> ASSIGNED TASK: Output the listing exactly, leaving nothing out.

> RECORDS PROVIDED:
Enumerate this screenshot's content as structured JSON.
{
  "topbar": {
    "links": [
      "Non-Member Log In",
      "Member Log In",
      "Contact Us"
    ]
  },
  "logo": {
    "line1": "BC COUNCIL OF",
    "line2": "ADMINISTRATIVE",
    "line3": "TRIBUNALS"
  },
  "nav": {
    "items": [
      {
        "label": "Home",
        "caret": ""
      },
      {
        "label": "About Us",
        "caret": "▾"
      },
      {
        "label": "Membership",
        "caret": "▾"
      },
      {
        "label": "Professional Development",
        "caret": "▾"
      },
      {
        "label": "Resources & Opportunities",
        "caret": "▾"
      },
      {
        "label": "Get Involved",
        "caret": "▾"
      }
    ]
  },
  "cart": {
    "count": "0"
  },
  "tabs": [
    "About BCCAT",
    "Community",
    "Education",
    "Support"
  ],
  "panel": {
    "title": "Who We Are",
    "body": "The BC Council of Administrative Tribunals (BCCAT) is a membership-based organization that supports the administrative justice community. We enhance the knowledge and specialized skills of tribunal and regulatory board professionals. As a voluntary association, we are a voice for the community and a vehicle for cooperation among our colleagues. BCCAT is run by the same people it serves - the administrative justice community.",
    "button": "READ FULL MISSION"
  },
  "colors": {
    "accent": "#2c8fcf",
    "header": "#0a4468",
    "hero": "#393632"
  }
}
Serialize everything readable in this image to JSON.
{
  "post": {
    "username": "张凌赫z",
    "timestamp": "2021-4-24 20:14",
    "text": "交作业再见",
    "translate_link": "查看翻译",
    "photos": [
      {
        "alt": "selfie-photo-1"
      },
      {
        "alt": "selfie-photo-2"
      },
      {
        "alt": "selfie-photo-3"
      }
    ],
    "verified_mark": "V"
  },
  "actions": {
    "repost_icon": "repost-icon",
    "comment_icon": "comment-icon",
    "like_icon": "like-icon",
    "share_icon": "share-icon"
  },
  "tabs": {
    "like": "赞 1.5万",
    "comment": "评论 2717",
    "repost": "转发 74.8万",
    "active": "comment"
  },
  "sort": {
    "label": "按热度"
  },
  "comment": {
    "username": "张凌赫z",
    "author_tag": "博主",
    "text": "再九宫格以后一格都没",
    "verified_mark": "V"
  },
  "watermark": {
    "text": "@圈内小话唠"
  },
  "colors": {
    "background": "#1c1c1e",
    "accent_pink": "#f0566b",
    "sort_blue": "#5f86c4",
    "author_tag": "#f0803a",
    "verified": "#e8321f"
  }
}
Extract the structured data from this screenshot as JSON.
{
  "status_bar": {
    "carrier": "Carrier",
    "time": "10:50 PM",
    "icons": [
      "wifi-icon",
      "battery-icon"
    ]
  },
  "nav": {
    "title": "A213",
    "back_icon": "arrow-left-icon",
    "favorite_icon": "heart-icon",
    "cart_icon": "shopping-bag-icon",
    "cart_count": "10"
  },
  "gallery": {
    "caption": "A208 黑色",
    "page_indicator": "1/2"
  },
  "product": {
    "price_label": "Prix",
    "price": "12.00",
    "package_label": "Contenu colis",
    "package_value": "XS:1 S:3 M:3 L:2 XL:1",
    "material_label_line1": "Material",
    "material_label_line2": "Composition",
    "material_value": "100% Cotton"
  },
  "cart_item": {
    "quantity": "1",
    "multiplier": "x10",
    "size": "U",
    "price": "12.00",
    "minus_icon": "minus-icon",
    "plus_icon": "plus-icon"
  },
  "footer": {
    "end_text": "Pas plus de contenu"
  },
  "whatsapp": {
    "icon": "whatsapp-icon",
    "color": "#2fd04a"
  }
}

> OUTPUT BELOW:
Enumerate this screenshot's content as structured JSON.
{
  "topbar": {
    "links": [
      "Non-Member Log In",
      "Member Log In",
      "Contact Us"
    ]
  },
  "logo": {
    "line1": "BC COUNCIL OF",
    "line2": "ADMINISTRATIVE",
    "line3": "TRIBUNALS"
  },
  "nav": {
    "items": [
      {
        "label": "Home",
        "caret": ""
      },
      {
        "label": "About Us",
        "caret": "▾"
      },
      {
        "label": "Membership",
        "caret": "▾"
      },
      {
        "label": "Professional Development",
        "caret": "▾"
      },
      {
        "label": "Resources & Opportunities",
        "caret": "▾"
      },
      {
        "label": "Get Involved",
        "caret": "▾"
      }
    ]
  },
  "cart": {
    "count": "0"
  },
  "tabs": [
    "About BCCAT",
    "Community",
    "Education",
    "Support"
  ],
  "panel": {
    "title": "Who We Are",
    "body": "The BC Council of Administrative Tribunals (BCCAT) is a membership-based organization that supports the administrative justice community. We enhance the knowledge and specialized skills of tribunal and regulatory board professionals. As a voluntary association, we are a voice for the community and a vehicle for cooperation among our colleagues. BCCAT is run by the same people it serves - the administrative justice community.",
    "button": "READ FULL MISSION"
  },
  "colors": {
    "accent": "#2c8fcf",
    "header": "#0a4468",
    "hero": "#393632"
  }
}
Serialize everything readable in this image to JSON.
{
  "post": {
    "username": "张凌赫z",
    "timestamp": "2021-4-24 20:14",
    "text": "交作业再见",
    "translate_link": "查看翻译",
    "photos": [
      {
        "alt": "selfie-photo-1"
      },
      {
        "alt": "selfie-photo-2"
      },
      {
        "alt": "selfie-photo-3"
      }
    ],
    "verified_mark": "V"
  },
  "actions": {
    "repost_icon": "repost-icon",
    "comment_icon": "comment-icon",
    "like_icon": "like-icon",
    "share_icon": "share-icon"
  },
  "tabs": {
    "like": "赞 1.5万",
    "comment": "评论 2717",
    "repost": "转发 74.8万",
    "active": "comment"
  },
  "sort": {
    "label": "按热度"
  },
  "comment": {
    "username": "张凌赫z",
    "author_tag": "博主",
    "text": "再九宫格以后一格都没",
    "verified_mark": "V"
  },
  "watermark": {
    "text": "@圈内小话唠"
  },
  "colors": {
    "background": "#1c1c1e",
    "accent_pink": "#f0566b",
    "sort_blue": "#5f86c4",
    "author_tag": "#f0803a",
    "verified": "#e8321f"
  }
}
Extract the structured data from this screenshot as JSON.
{
  "status_bar": {
    "carrier": "Carrier",
    "time": "10:50 PM",
    "icons": [
      "wifi-icon",
      "battery-icon"
    ]
  },
  "nav": {
    "title": "A213",
    "back_icon": "arrow-left-icon",
    "favorite_icon": "heart-icon",
    "cart_icon": "shopping-bag-icon",
    "cart_count": "10"
  },
  "gallery": {
    "caption": "A208 黑色",
    "page_indicator": "1/2"
  },
  "product": {
    "price_label": "Prix",
    "price": "12.00",
    "package_label": "Contenu colis",
    "package_value": "XS:1 S:3 M:3 L:2 XL:1",
    "material_label_line1": "Material",
    "material_label_line2": "Composition",
    "material_value": "100% Cotton"
  },
  "cart_item": {
    "quantity": "1",
    "multiplier": "x10",
    "size": "U",
    "price": "12.00",
    "minus_icon": "minus-icon",
    "plus_icon": "plus-icon"
  },
  "footer": {
    "end_text": "Pas plus de contenu"
  },
  "whatsapp": {
    "icon": "whatsapp-icon",
    "color": "#2fd04a"
  }
}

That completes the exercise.